=== Begin Enclosure ===

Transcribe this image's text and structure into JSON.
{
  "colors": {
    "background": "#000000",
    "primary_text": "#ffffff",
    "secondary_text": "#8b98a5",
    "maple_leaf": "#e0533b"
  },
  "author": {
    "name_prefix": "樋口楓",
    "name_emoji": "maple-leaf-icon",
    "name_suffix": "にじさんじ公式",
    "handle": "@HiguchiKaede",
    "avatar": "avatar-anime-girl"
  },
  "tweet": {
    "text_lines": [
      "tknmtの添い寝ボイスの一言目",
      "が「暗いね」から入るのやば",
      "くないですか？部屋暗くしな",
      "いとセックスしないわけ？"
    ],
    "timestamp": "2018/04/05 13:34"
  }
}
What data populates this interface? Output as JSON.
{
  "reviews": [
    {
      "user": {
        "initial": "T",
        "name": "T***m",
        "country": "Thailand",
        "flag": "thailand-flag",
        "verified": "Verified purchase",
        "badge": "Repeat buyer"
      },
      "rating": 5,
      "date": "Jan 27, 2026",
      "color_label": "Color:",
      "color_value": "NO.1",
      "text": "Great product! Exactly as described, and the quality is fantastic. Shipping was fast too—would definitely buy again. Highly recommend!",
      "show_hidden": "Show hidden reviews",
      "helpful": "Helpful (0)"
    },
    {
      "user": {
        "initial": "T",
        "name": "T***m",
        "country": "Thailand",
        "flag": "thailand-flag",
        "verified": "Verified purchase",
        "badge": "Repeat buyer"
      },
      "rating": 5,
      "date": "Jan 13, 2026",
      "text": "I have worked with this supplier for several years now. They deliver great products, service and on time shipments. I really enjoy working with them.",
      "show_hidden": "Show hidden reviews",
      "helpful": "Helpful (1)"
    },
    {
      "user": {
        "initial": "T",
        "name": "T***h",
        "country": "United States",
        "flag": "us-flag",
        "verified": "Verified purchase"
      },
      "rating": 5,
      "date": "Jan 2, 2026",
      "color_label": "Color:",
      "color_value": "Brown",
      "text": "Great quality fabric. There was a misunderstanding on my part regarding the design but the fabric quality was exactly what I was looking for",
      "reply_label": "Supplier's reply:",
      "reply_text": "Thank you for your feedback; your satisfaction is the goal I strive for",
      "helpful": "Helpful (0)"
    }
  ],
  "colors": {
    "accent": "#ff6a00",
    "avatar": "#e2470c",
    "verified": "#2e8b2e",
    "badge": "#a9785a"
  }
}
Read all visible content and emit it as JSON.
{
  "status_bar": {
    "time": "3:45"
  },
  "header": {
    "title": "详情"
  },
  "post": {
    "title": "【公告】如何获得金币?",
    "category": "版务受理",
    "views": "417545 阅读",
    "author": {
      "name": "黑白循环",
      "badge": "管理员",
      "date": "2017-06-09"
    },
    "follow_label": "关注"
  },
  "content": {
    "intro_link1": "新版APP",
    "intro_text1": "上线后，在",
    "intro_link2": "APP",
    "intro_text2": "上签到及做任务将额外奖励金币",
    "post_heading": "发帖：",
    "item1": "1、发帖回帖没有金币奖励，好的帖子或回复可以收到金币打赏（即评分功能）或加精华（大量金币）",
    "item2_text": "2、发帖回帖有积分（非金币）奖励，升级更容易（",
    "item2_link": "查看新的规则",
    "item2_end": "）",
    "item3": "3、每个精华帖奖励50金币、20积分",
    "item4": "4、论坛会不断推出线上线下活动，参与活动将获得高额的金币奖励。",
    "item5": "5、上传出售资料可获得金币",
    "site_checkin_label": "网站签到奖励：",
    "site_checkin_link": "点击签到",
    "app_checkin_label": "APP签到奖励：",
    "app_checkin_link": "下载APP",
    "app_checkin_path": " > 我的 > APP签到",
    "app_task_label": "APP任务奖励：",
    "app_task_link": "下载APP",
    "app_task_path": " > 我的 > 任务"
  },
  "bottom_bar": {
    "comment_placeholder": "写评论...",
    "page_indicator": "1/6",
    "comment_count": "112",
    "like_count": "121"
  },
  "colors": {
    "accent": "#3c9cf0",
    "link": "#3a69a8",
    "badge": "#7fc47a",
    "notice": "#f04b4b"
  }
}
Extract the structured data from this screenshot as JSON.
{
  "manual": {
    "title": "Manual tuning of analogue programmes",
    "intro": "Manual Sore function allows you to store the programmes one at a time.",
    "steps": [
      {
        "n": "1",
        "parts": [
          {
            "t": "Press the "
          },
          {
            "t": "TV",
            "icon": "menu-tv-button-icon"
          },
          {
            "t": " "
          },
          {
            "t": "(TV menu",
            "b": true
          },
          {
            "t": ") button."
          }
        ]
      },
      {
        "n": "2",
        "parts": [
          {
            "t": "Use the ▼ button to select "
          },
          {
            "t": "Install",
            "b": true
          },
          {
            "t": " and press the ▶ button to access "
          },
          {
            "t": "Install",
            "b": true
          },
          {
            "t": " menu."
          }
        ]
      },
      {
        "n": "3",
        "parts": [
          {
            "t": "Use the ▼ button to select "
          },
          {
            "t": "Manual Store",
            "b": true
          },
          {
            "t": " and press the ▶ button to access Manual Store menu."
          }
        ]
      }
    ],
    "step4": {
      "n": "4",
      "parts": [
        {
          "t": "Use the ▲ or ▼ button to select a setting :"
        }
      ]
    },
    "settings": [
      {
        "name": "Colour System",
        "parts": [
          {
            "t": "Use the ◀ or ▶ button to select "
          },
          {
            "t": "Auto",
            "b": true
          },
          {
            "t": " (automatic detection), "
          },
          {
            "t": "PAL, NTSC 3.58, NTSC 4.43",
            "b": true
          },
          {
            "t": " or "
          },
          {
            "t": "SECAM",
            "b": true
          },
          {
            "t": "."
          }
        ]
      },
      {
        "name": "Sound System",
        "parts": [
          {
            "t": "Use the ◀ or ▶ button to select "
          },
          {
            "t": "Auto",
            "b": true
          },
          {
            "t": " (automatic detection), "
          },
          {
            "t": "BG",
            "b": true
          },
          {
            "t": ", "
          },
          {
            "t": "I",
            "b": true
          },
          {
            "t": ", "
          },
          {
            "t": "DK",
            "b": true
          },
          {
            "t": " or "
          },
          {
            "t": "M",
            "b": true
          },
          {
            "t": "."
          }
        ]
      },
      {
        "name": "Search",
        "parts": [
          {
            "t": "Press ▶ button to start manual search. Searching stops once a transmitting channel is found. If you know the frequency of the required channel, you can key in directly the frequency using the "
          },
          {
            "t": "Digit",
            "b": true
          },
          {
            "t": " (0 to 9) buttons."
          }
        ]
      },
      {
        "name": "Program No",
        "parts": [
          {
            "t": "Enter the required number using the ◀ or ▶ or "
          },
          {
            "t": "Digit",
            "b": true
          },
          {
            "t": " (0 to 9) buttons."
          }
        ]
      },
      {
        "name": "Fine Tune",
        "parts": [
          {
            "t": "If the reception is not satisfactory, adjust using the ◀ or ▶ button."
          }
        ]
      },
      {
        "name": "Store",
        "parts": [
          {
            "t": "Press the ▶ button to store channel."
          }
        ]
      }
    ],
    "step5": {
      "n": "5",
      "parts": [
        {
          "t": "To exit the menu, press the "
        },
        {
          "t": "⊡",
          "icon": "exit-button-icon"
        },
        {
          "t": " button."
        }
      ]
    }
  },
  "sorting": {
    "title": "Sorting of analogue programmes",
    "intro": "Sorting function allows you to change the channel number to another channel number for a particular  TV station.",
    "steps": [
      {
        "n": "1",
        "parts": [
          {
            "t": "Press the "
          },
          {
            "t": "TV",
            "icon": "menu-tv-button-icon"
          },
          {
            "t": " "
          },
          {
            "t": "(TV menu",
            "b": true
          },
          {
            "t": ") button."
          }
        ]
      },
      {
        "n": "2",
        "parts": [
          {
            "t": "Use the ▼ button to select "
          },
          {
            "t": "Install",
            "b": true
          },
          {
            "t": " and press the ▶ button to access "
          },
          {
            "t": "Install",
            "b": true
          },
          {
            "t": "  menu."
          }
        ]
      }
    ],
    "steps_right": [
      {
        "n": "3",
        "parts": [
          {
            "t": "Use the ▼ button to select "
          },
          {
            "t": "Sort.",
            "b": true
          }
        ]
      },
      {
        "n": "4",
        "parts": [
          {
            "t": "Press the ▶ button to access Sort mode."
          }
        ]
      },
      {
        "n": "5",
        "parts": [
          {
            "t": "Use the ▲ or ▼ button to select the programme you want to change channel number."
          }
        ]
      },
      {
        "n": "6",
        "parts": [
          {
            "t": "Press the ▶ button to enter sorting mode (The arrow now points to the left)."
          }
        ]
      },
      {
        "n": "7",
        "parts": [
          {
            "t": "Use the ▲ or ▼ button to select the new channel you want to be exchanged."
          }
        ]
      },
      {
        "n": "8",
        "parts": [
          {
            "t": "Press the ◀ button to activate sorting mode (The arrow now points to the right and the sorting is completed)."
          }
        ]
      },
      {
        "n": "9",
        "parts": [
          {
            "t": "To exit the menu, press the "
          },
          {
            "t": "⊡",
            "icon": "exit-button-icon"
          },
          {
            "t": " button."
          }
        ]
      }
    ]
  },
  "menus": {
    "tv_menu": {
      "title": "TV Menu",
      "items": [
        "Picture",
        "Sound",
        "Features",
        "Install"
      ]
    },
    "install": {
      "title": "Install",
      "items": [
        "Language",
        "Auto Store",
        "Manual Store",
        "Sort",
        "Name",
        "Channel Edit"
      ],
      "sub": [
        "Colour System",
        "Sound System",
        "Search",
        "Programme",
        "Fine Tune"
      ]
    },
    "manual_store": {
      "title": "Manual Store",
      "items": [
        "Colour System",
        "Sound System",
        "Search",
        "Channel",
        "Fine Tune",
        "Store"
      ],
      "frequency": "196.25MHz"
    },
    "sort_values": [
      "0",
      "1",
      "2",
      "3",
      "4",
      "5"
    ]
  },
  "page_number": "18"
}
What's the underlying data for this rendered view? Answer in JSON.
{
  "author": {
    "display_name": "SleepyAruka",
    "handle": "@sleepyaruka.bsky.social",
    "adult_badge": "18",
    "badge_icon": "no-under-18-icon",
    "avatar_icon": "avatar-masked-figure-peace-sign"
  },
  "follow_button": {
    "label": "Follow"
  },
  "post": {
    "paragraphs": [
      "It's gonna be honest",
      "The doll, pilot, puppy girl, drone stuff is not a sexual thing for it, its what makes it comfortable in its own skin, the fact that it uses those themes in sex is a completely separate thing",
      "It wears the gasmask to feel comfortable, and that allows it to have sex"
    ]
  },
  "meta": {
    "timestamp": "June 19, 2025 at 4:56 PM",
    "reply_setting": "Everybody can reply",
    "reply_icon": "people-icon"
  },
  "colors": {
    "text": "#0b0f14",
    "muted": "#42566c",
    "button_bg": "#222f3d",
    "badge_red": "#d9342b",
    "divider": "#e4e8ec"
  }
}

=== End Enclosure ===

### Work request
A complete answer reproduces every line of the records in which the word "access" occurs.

### Task response
            "t": " and press the ▶ button to access "
            "t": " and press the ▶ button to access Manual Store menu."
            "t": " and press the ▶ button to access "
            "t": "Press the ▶ button to access Sort mode."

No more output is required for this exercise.